Castro, R., Genzel, Y., Scharfenberg, K., Kremer, E., Alves, P., & Coroadinha, A. (2011). Production of Canine Adenovirus Vectors in Serum-free Suspension Cultures of Madine Darby Canine Kidney Cells. Poster presented at 22nd ESACT Meeting, Vienna, Austria.


Zitierlink: http://hdl.handle.net/11858/00-001M-0000-0013-8C17-6
Zusammenfassung

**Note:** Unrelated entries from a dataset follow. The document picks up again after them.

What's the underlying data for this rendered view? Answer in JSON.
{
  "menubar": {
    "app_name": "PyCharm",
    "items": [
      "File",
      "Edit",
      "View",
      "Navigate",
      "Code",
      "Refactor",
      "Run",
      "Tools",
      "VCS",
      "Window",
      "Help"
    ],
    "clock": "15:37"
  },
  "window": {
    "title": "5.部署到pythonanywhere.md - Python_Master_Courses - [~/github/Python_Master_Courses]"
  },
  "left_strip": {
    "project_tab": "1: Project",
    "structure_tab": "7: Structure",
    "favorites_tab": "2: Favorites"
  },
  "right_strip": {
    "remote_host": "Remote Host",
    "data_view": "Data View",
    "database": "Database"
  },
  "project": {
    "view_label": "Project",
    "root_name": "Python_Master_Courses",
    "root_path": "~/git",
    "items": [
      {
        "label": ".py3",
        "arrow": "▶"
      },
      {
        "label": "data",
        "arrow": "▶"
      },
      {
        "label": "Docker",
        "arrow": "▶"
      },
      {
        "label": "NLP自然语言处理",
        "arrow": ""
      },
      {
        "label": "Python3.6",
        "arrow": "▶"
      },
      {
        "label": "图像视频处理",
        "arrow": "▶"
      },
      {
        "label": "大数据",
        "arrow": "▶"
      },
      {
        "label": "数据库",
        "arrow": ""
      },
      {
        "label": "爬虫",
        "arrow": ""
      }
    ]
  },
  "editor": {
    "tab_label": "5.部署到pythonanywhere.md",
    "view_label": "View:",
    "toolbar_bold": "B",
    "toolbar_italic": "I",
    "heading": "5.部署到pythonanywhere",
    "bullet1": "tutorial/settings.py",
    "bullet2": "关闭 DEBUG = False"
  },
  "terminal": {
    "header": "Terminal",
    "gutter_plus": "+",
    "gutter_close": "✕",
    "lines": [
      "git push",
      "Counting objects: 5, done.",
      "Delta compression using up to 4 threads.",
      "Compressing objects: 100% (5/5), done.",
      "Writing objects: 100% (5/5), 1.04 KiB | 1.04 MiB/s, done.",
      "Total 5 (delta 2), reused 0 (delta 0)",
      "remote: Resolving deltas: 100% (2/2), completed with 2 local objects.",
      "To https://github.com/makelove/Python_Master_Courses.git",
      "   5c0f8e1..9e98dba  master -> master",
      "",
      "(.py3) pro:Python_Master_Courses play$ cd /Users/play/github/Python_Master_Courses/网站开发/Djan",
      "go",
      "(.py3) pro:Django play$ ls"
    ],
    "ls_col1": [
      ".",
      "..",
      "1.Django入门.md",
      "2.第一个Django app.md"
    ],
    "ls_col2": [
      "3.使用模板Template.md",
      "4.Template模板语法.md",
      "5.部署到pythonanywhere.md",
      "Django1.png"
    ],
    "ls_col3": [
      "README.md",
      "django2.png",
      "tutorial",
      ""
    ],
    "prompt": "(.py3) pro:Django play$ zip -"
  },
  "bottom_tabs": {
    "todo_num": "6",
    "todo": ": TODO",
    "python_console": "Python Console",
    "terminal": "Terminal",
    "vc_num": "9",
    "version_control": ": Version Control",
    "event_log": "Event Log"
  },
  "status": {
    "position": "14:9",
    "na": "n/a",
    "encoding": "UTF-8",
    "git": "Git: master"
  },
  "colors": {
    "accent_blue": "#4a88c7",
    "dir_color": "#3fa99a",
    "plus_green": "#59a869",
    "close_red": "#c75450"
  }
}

The potential of Madine Darby Canine Kidney (MDCK) cells for the production of influenza vaccines have been greatly explored in the past decades. Recently, a new MDCK cell line (MDCKsus) that was able to grow in suspension in a fully defined system was established (Lohr, V., et al., 2010. Vaccine. 28:6256-64). This new cell line is suitable for the development of robust industrial manufacture of viral based products. In our laboratory we are interested in the production of canine adenoviruses (CAV) for gene therapy. In fact, we have validated the use of MDCK cells for the amplification of CAV-2 vectors in monolayer cultures (Santiago et al., 2010 ASGCT). In this work, we investigated whether the MDCKsus cell line was suitable for the amplification of CAV-2 vectors in single-cell/small aggregate suspension cultures. We tested four different serum-free media: two formulations of SMIF8, AEM, ExCELL MDCK and OptiPRO SFM. The maximal cell densities achieved varied from 2 x 106 cells/ml (SMIF8 and OptiPRO SFM) to 5 x 106 cells/ml (AEM and ExCELL MDCK). A first screening of CAV 2 production in the four media resulted in low amplification of the vector (below 30) but the reduction of the multiplicity of infection led to an increase of the amplification ratio to values up to 250 (and cell specific productivities up to 750 IP/cell). Although further optimization experiences are in progress, our data shows that canine adenovirus vectors can be effectively produced in serum-free suspension cultures of MDCKsus cells. It is anticipated that the CAV-2 production system described here can be successfully used to obtain the high titer vector stocks required for gene therapy trials.